Items from an interface collection:
[Start of Attachment]

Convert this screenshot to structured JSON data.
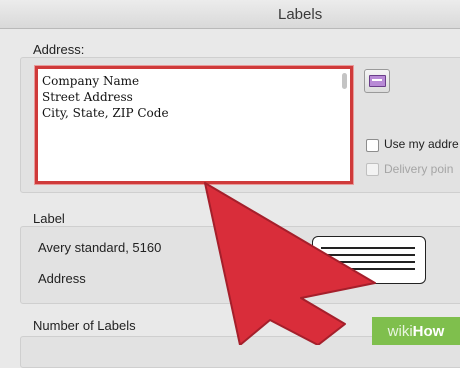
{
  "window": {
    "title": "Labels"
  },
  "address": {
    "section_label": "Address:",
    "lines": [
      "Company Name",
      "Street Address",
      "City, State, ZIP Code"
    ],
    "contact_icon": "address-card-icon",
    "use_my_address_label": "Use my addre",
    "delivery_point_label": "Delivery poin",
    "use_my_address_checked": false,
    "delivery_point_enabled": false
  },
  "label": {
    "section_label": "Label",
    "product": "Avery standard, 5160",
    "type": "Address",
    "preview_icon": "label-preview-icon"
  },
  "number_of_labels": {
    "section_label": "Number of Labels"
  },
  "overlay": {
    "arrow_color": "#d92d3a",
    "watermark_prefix": "wiki",
    "watermark_suffix": "How",
    "watermark_bg": "#7fbf4d"
  },
  "colors": {
    "focus_ring": "#cf3a3a"
  }
}
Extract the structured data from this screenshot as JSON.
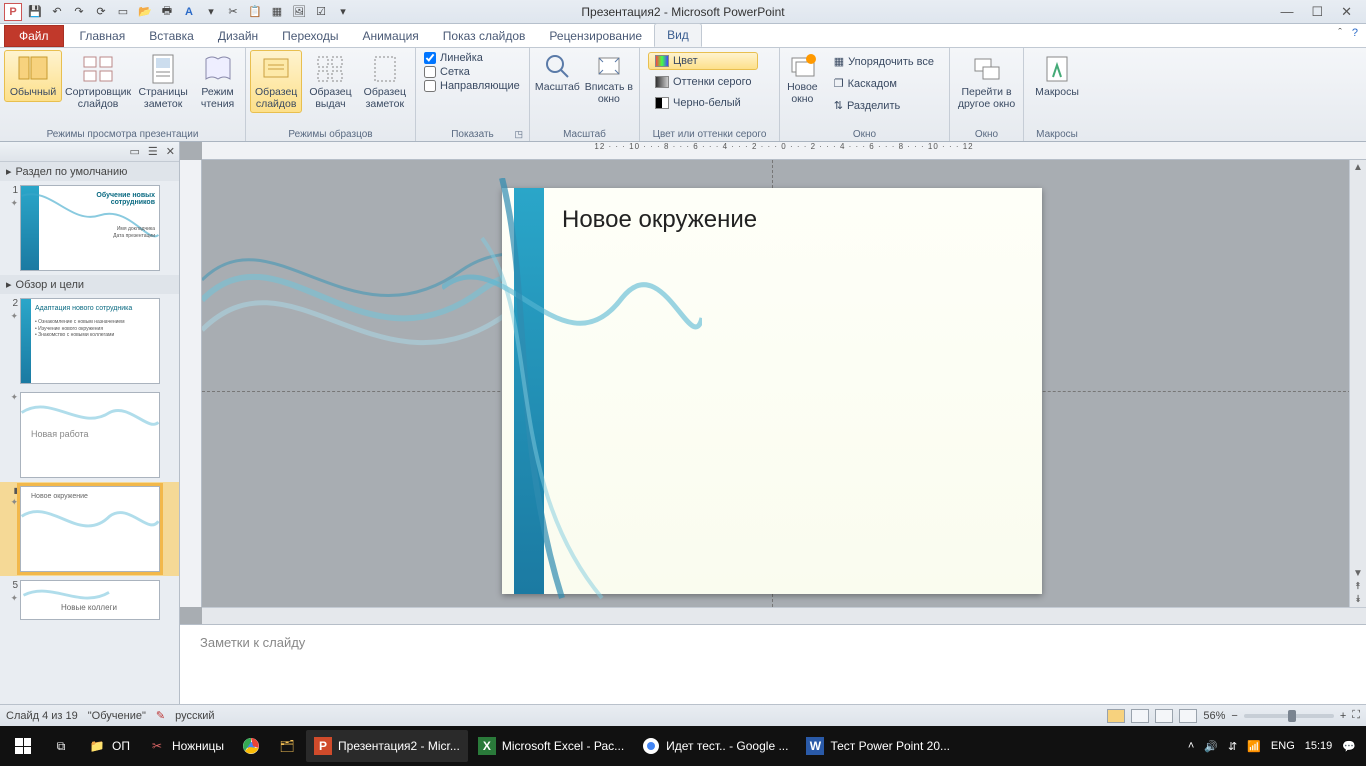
{
  "app": {
    "title": "Презентация2  -  Microsoft PowerPoint",
    "icon_letter": "P"
  },
  "qat_tips": [
    "save",
    "undo",
    "redo",
    "refresh",
    "doc",
    "open",
    "print",
    "spell",
    "font",
    "new",
    "paste",
    "table",
    "pic",
    "chart"
  ],
  "tabs": {
    "file": "Файл",
    "items": [
      "Главная",
      "Вставка",
      "Дизайн",
      "Переходы",
      "Анимация",
      "Показ слайдов",
      "Рецензирование",
      "Вид"
    ],
    "active_index": 7
  },
  "ribbon": {
    "views": {
      "label": "Режимы просмотра презентации",
      "btns": [
        "Обычный",
        "Сортировщик слайдов",
        "Страницы заметок",
        "Режим чтения"
      ],
      "sel": 0
    },
    "masters": {
      "label": "Режимы образцов",
      "btns": [
        "Образец слайдов",
        "Образец выдач",
        "Образец заметок"
      ],
      "sel": 0
    },
    "show": {
      "label": "Показать",
      "items": [
        {
          "label": "Линейка",
          "checked": true
        },
        {
          "label": "Сетка",
          "checked": false
        },
        {
          "label": "Направляющие",
          "checked": false
        }
      ]
    },
    "zoom": {
      "label": "Масштаб",
      "btns": [
        "Масштаб",
        "Вписать в окно"
      ]
    },
    "color": {
      "label": "Цвет или оттенки серого",
      "items": [
        {
          "label": "Цвет",
          "color": "#ff0000",
          "sel": true
        },
        {
          "label": "Оттенки серого",
          "color": "#888888",
          "sel": false
        },
        {
          "label": "Черно-белый",
          "color": "#000000",
          "sel": false
        }
      ]
    },
    "window": {
      "label": "Окно",
      "big": "Новое окно",
      "items": [
        "Упорядочить все",
        "Каскадом",
        "Разделить"
      ]
    },
    "switch": {
      "label": "",
      "btn": "Перейти в другое окно",
      "big_drop": "▾"
    },
    "macros": {
      "label": "Макросы",
      "btn": "Макросы"
    }
  },
  "panel": {
    "sections": [
      {
        "title": "Раздел по умолчанию",
        "slides": [
          {
            "num": "1",
            "title": "Обучение новых сотрудников",
            "lines": [
              "Имя докладчика",
              "Дата презентации"
            ],
            "band": true
          }
        ]
      },
      {
        "title": "Обзор и цели",
        "slides": [
          {
            "num": "2",
            "title": "Адаптация нового сотрудника",
            "lines": [
              "• Ознакомление с новым назначением",
              "• Изучение нового окружения",
              "• Знакомство с новыми коллегами"
            ],
            "band": true
          },
          {
            "num": "",
            "title": "Новая работа",
            "lines": [],
            "band": false,
            "gray": true
          },
          {
            "num": "",
            "title": "Новое окружение",
            "lines": [],
            "band": false,
            "sel": true
          },
          {
            "num": "5",
            "title": "Новые коллеги",
            "lines": [],
            "band": false
          }
        ]
      }
    ]
  },
  "slide": {
    "title": "Новое окружение"
  },
  "ruler_h_text": "12 · · · 10 · · · 8 · · · 6 · · · 4 · · · 2 · · · 0 · · · 2 · · · 4 · · · 6 · · · 8 · · · 10 · · · 12",
  "notes_placeholder": "Заметки к слайду",
  "status": {
    "left1": "Слайд 4 из 19",
    "left2": "\"Обучение\"",
    "lang": "русский",
    "zoom": "56%"
  },
  "taskbar": {
    "items": [
      {
        "icon": "📁",
        "label": "ОП"
      },
      {
        "icon": "✂",
        "label": "Ножницы"
      },
      {
        "icon": "◉",
        "label": ""
      },
      {
        "icon": "🗂",
        "label": ""
      },
      {
        "icon": "P",
        "label": "Презентация2 - Micr...",
        "active": true,
        "bg": "#d04b2b"
      },
      {
        "icon": "X",
        "label": "Microsoft Excel - Рас...",
        "bg": "#2a7a3a"
      },
      {
        "icon": "◉",
        "label": "Идет тест.. - Google ..."
      },
      {
        "icon": "W",
        "label": "Тест  Power Point 20...",
        "bg": "#2a5aa8"
      }
    ],
    "tray": {
      "lang": "ENG",
      "time": "15:19"
    }
  }
}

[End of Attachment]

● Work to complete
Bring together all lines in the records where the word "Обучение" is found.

● Result below
            "title": "Обучение новых сотрудников",
    "left2": "\"Обучение\"",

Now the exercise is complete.